of people by one of the first questions a human
asked in The Bible, when in the Book of Genesis,
Cain, who had just killed his brother Abel,
put this query to God: "Am I my brother's
"How you answer that question will frankly
determine whether you are a good person,"
Begala said Sunday at U.S. Sen. Tom Harkin's
34th annual steak fry, an event that was equal
parts a lifting of liberal morale and a lampooning
of the GOP presidential contenders now traversing
Held under a tent at the rain-soaked balloon
fields in Indianola, the signature event for
the Democratic senator drew about 300 people.
The audience, largely party activists and organized
labor loyalists, heard an old-school, firebrand
speech advocating progressive policies and taking
on corporate America from U.S. Sen. Bernie Sanders,
a Vermont Independent who still speaks with
the unmistakable accent of his native New York
Begala, an architect of President Bill Clinton's
presidential campaigns and White House policies
and a cable-TV show regular, keynoted the event
in a speech jammed with Texas-sized wit.
"I read the Holy Bible and I watch Fox
News so I know what both sides are thinking,"
His thoughts on the Republican presidential
debate at the Ronald Reagan Presidential Foundation

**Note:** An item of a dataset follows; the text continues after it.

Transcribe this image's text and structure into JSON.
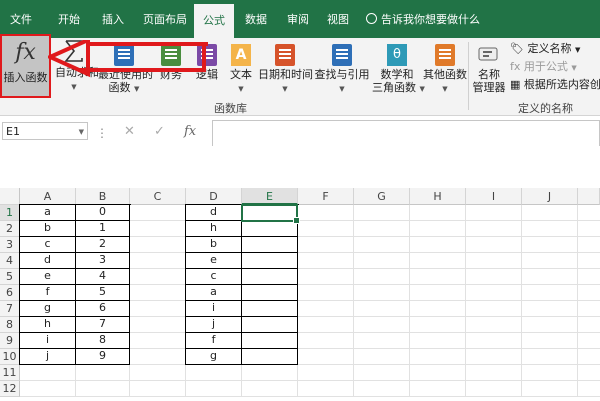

and Library in Simi Valley, Calif., two weeks
ago: "I had a sense that for some of them
it was their first time in a library,"
Begala also served up about cracks on fellow
Texan Rick Perry, the governor of the Lone Star
State and a leading Republican candidate for
the White House.
"He's running as a Republican — I thought
he was running as a joke," Begala said.
Begala noted that Perry earned a "C"
in animal breeding at Texas A&M.
"I have goats that got a ‘A' in that,"
He added, "Be nice to him (Perry). Talk
Begala compared presidential candidate Mitt
Romney, the former governor of Massachusetts,
to the models that pose for photos that are
included in picture frames or wallets when these
items are purchased in stores.
"When we get home, we take that out and
put a real person in," Begala said.
Sanders' policy-oriented speech served as a
strong defense of long-standing pillars of the
"Social Security, in my view, is the most
successful federal program in the history of
the United States," Sanders said.
The Congressional Budget Office estimates that
Social Security will pay benefits to about 56
million in 2011.
Sanders has offered legislation to increase
the $106,800 cap on income subject to Social
Security taxes, an idea President Barack Obama
embraced in the 2008 campaign. This proposal
drew some of the most sustained applause at
the Harkin steak fry.
"We have to stand tall and say ‘no cuts
to Social Security,' " Sanders said.
Sanders said he would fight any Republican attempts
to increase the eligibility age for Medicare.
"We are not going to let them raise the
eligibility age to 67," Sanders said.
Sanders said corporate greed is at the heart
of American economic troubles.
"The wealthiest people in this country
have developed a new religion," Sanders
said. "…Their religion is greed, and they
want more and more."
Harkin said Americans should find the environments
at Republican presidential debates disturbing.
He said he was particularly appalled with the
glee with which some Republicans have responded
to the idea of people being executed under Gov.
Rick Perry's watch in Texas.
"I don't care whether you're for the death
penalty or not," Harkin said. "You
shouldn't exult it."
Harkin acknowledged that Democrats face challenges
in the 2012 elections. But Republicans themselves
appear to be coming to the rescue, the senator
"We owe a big thank-you to all Republican
candidates visiting Iowa," Harkin said.
His take on U.S. Rep. Michele Bachmann, R-Minn.,
the winner of the Iowa GOP Straw Poll last month
in Ames: "Iowa Republicans are going to
Michele Bachmann because they find Sarah Palin
Harkin said the United States faces a deficit
of courage and creativity that fueled the last
century under presidents like Franklin Roosevelt,
Harry Truman and John Kennedy.
Where are the big ideas and bold challenges?
"The problem is that we're still driving
on Eisenhower's highways and sending our kids
to FDR's schools," Harkin said. CV
Douglas Burns is a fourth-generation Iowa
newspaperman who writes for The Carroll Daily
Times Herald and offers columns for Cityview.